I had been trained in the tradition of acting called “psychological realism”. A basic tenet of psychological realism is that characters live inside of you and that you create a lifelike portrayal of the character through a process of realizing your own similarity to the character. When I later became a teacher of acting, I began to become more and more troubled by the self-oriented method. I began to look for ways to engage my students in putting themselves in other people’s shoes. This went against the grain of psychological realism tradition, which was to get the character to walk in the actor’s shoes. It became less and less interesting intellectually to bring the dramatic literature of the world into a classroom of people in their late teens and twenties, and to explore it within the framework of their real lives. Aesthetically it seemed limited, because most of the time the characters all sounded the same. Most characters spoke somewhere inside the rhythmic range of the students. More troubling was that this method left an important bridge out of acting. The spirit of acting is the travel from the self to the other. This “self-based” method seemed to come to a spiritual halt. It saw the self as the ultimate home of the character. To me, the search for character is constantly in motion. It is a quest that moves back and forth between the self and the other.

Now, two years later, I’m finally starting to glimpse the truth of Deavere Smith’s words in action. Meeting with the actors individually to go over the interviews we’ve collected, I’m finding that my greatest handicap here—my inability to understand Hebrew—is surprisingly proving to be an enormous asset when it comes to the performers and their process. Orna gets on stage to read the words of “Yossi” during our first rehearsal and inhabits the character of the hardened, charismatic older man with surprising grace and ease. But of course—she met Yossi, spent several hours recording his words, and then several more hours playing them back and typing them down in 3- or 4- second segments. This may technically be her first reading of the text, but it’s certainly not “cold.”

Yehuda, a young professional actor and—like many Israeli men—an ex-soldier who has seen his own fair share of danger and conflict, is in Orna’s kitchen transcribing our interview with “Shaul,” an ex-combatant who was blinded when he stepped on a landmine during the 6 days’ war in 1967. Yehuda hunkers down over his computer, listening again and again to the same 5-second clip from an interview, like a private investigator trying to deduce a kidnapper’s location from the background noise of a taped phone call. “He has a stop here, where he cannot remember what he was saying, and he is silent for a long time, half a minute. I want to know…why is there the block at this moment?”

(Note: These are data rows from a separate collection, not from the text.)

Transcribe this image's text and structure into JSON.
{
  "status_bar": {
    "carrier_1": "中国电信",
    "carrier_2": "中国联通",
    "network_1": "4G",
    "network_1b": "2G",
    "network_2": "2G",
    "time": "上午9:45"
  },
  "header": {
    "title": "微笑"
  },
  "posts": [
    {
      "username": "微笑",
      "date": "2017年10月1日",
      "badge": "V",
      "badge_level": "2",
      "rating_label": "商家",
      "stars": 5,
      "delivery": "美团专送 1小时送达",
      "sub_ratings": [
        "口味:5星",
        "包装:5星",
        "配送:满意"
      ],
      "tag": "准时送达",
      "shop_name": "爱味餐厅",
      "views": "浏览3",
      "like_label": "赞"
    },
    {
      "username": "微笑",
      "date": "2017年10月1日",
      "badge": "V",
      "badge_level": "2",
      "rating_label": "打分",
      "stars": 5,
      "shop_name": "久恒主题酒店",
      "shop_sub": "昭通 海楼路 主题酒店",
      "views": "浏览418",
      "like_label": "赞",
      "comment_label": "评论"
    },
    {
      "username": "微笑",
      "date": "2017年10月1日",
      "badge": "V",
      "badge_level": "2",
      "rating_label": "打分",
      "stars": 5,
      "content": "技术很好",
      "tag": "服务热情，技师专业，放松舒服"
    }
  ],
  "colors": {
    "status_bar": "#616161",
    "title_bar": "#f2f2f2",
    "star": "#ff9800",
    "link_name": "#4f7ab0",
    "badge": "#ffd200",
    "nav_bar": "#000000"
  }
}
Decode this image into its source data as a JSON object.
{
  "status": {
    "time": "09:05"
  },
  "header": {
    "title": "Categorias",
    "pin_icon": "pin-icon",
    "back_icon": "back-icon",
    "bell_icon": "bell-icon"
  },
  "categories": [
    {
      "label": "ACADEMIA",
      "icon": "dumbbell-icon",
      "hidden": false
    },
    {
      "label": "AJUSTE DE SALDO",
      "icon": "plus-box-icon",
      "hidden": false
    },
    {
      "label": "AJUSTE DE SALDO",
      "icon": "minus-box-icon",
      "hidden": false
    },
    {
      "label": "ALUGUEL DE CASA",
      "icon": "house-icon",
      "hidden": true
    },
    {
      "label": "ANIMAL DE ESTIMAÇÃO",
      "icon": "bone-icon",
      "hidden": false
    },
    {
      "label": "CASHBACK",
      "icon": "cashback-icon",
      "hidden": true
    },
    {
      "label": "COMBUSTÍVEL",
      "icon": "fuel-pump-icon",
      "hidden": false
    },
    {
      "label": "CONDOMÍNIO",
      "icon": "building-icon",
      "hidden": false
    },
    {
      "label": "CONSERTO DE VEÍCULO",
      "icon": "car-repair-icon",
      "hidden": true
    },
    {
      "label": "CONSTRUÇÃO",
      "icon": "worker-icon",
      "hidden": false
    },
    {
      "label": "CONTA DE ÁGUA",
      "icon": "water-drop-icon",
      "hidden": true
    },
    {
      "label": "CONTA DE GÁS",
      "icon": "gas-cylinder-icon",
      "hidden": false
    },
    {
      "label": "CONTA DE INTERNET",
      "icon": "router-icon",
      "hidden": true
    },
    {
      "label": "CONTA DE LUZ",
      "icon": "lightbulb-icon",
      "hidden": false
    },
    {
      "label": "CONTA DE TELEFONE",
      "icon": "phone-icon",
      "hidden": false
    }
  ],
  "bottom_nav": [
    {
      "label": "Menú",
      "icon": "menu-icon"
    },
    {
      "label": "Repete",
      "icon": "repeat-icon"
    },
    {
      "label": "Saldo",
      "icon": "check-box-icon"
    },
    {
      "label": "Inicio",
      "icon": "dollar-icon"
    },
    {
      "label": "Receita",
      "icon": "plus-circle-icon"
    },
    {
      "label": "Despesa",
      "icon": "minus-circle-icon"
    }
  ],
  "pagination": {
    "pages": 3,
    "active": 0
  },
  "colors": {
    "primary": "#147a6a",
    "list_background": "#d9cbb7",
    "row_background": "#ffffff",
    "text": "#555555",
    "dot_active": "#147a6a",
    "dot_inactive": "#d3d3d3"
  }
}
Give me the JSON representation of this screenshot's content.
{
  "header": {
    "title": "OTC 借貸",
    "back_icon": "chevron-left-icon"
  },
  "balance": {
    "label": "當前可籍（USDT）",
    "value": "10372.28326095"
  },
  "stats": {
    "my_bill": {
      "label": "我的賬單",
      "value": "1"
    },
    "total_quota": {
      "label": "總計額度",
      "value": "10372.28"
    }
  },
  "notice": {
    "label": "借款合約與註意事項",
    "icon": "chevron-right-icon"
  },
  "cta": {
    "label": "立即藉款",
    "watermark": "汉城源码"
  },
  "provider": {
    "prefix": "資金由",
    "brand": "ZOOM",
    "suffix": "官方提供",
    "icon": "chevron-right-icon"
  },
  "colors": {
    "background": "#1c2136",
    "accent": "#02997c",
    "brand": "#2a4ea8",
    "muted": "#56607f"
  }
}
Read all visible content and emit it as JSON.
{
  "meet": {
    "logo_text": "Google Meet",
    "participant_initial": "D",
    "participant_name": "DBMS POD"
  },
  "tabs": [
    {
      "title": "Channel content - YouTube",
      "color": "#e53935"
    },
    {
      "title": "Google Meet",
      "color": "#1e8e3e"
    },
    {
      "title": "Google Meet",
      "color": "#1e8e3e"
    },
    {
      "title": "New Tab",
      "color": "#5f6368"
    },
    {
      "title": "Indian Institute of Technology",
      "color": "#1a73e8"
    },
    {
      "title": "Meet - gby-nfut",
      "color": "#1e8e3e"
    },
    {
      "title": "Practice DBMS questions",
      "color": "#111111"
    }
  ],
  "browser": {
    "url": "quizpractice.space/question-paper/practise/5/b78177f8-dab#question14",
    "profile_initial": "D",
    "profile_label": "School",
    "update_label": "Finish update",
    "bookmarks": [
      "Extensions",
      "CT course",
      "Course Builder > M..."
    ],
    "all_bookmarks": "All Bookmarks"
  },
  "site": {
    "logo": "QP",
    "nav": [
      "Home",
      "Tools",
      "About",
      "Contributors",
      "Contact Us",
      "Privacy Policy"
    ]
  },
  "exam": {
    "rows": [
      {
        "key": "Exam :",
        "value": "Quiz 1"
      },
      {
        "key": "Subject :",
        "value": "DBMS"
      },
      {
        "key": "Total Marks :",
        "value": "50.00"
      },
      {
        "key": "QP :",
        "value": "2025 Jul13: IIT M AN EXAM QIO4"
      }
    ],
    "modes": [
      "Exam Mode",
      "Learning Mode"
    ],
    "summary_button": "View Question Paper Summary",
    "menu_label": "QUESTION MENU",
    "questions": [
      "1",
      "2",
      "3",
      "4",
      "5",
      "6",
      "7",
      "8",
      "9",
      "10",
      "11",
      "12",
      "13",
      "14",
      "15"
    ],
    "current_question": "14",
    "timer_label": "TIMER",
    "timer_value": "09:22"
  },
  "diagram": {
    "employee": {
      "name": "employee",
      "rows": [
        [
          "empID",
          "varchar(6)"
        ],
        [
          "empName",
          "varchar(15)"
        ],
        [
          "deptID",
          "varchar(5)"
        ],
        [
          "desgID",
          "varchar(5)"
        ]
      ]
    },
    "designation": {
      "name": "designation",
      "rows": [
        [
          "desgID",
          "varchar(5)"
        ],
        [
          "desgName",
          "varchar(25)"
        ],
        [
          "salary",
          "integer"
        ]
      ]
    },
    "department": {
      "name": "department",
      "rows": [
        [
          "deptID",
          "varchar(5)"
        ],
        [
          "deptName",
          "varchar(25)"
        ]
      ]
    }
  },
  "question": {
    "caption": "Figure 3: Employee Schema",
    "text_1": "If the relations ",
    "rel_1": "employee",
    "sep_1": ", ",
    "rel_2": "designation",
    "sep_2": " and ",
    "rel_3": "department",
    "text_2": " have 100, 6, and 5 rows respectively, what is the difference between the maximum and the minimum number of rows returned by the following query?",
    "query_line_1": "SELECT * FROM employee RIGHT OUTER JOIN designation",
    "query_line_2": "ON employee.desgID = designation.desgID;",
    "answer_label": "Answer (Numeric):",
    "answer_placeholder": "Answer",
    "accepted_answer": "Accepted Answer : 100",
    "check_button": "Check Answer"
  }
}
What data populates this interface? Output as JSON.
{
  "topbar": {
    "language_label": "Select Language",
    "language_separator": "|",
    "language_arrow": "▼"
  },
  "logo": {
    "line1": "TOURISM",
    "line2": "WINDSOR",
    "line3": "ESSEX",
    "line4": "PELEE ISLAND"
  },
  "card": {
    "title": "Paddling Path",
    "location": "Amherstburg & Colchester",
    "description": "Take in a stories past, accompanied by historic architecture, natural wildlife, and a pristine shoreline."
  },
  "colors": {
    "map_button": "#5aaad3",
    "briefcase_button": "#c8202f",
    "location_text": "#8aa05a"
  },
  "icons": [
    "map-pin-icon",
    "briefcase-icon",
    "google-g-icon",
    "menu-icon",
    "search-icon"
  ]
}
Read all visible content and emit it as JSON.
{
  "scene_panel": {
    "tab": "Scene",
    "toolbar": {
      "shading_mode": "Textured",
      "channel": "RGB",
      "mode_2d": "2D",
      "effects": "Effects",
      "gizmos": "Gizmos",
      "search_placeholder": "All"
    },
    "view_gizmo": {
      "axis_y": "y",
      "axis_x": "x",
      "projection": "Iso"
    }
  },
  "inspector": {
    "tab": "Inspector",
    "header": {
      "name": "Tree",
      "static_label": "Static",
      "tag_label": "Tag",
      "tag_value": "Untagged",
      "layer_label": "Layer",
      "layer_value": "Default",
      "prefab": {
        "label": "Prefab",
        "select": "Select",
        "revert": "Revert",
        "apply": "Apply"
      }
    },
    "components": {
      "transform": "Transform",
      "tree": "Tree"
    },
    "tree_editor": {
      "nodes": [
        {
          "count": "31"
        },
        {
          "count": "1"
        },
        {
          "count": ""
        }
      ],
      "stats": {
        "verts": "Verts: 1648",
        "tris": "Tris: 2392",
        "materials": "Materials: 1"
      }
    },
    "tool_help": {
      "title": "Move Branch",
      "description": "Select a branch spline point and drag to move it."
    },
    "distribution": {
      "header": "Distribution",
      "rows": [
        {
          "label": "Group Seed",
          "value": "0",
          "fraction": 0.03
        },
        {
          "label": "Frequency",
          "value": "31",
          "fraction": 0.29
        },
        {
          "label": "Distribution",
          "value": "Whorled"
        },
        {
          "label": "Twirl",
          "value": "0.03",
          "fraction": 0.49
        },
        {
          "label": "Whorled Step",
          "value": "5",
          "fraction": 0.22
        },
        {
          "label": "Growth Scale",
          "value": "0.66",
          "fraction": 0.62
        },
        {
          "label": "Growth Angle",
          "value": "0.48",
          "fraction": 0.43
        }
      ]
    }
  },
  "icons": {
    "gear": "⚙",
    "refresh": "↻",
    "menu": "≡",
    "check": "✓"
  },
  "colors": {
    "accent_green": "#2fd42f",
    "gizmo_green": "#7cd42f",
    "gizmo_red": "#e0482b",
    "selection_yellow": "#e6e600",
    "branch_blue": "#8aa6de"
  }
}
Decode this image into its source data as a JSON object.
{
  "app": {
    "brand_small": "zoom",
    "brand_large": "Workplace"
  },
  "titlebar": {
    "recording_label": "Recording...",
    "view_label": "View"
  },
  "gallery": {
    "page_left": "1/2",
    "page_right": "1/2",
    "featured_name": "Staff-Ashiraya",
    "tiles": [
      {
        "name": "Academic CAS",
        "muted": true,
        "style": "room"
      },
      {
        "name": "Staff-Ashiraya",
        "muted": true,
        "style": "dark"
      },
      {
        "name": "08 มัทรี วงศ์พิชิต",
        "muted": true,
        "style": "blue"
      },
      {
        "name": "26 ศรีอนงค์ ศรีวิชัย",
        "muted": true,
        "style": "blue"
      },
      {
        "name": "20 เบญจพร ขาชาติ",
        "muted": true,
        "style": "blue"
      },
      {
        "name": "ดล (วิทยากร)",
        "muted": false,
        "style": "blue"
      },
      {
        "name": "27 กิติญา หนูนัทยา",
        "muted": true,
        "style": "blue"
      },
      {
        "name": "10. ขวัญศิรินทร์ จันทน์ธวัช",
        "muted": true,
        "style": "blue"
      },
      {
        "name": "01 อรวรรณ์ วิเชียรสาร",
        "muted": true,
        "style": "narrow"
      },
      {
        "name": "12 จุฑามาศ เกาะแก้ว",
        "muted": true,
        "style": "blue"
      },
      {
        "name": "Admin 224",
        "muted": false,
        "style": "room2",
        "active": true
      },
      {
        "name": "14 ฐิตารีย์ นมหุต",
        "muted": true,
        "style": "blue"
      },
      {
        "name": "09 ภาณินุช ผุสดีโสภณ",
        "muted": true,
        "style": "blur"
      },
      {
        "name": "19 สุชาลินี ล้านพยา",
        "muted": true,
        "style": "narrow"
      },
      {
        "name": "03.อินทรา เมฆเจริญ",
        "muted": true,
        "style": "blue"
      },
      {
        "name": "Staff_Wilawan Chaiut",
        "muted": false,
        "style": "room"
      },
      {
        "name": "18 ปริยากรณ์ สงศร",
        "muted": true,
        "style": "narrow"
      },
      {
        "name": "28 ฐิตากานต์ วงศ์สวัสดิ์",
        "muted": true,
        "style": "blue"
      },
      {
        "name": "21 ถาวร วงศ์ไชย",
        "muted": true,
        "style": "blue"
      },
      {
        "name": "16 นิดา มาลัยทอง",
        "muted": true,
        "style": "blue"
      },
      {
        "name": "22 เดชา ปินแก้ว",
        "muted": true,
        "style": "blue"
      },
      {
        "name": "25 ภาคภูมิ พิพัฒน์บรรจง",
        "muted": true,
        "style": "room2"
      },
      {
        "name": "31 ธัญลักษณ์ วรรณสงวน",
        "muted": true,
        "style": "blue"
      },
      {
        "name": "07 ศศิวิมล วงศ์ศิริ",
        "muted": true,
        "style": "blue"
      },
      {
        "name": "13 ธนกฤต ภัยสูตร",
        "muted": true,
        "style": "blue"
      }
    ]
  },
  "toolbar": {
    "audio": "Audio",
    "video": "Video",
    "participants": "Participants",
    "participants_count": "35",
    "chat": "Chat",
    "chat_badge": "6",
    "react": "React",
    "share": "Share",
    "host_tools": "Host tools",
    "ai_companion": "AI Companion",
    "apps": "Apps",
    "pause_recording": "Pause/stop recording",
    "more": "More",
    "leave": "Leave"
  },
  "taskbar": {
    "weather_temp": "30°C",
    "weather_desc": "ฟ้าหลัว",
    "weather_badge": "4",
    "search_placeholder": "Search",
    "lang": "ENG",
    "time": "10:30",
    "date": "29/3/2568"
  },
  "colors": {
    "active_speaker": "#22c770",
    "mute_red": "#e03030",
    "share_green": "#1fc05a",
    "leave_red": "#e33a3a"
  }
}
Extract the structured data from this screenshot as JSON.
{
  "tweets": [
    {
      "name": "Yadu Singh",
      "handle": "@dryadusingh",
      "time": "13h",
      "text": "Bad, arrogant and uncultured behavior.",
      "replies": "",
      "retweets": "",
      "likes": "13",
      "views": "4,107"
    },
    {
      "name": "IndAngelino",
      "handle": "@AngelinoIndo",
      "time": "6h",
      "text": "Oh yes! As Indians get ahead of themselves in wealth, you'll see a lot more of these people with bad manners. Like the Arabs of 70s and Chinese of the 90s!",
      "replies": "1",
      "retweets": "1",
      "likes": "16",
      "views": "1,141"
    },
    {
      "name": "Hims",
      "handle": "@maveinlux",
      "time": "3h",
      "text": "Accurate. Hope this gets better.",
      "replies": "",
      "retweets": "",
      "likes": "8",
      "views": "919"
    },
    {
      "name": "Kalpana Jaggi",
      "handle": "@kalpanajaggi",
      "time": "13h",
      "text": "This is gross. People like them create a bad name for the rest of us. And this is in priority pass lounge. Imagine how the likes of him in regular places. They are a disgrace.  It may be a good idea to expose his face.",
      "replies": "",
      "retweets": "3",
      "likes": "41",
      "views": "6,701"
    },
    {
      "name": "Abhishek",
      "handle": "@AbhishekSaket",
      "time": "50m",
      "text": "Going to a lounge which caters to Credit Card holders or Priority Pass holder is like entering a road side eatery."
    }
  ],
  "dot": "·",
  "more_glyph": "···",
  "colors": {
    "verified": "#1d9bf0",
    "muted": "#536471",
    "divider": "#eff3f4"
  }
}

I know what Yehuda is feeling. I remember being fascinated by a particularly compelling interview in Lebanon where an ex-fighter spoke of a time when, after retrieving the corpse of a comrade who had been horrifically mutilated, he had made the decision that he and a small group under his command would capture enemy fighters and pour cement over their bodies, burying them alive. The action was never followed through—an older and wiser commanding officer cottoned on to their plans and sent them all on a made-up mission, and then talked them down after they had released some steam. But the simple fact that he had dreamed up this torture and intended to follow through with it was enough to sit heavy on the ex-fighter’s conscience—it scared him how close he himself had been to losing his humanity and succumbing to the barbarity of war. What was amazing about the interview was that each time the decision to dig holes and prepare the cement was mentioned, it was accompanied by a barely perceptible verbal tic: in assigning responsibility for the decision, the word ‘we’ would first be used, followed by a short stutter, and then replaced quickly with ‘I’, like so: “…but I’m telling to you what we— what I decided…” Transcribing the interview, I was amazed at how much was revealed in the tiny self-corrections. These few short syllables contained over 20 years of internal struggle as to where the final responsibility for the cement idea would be placed—in the self, or in the hands of the collective.

I watch Yehuda furiously scribbling a string of the incomprehensible back-stroking Hebrew letters on his notepad. It takes us over 2 hours to transcribe and translate just under three minutes of text. But this isn’t time wasted; Yehuda holds more passion for each sentence than I have ever seen in any other actor on his first day with a script. In almost a decade of directing theater, this is quite possibly the best table-working session that I’ve ever had.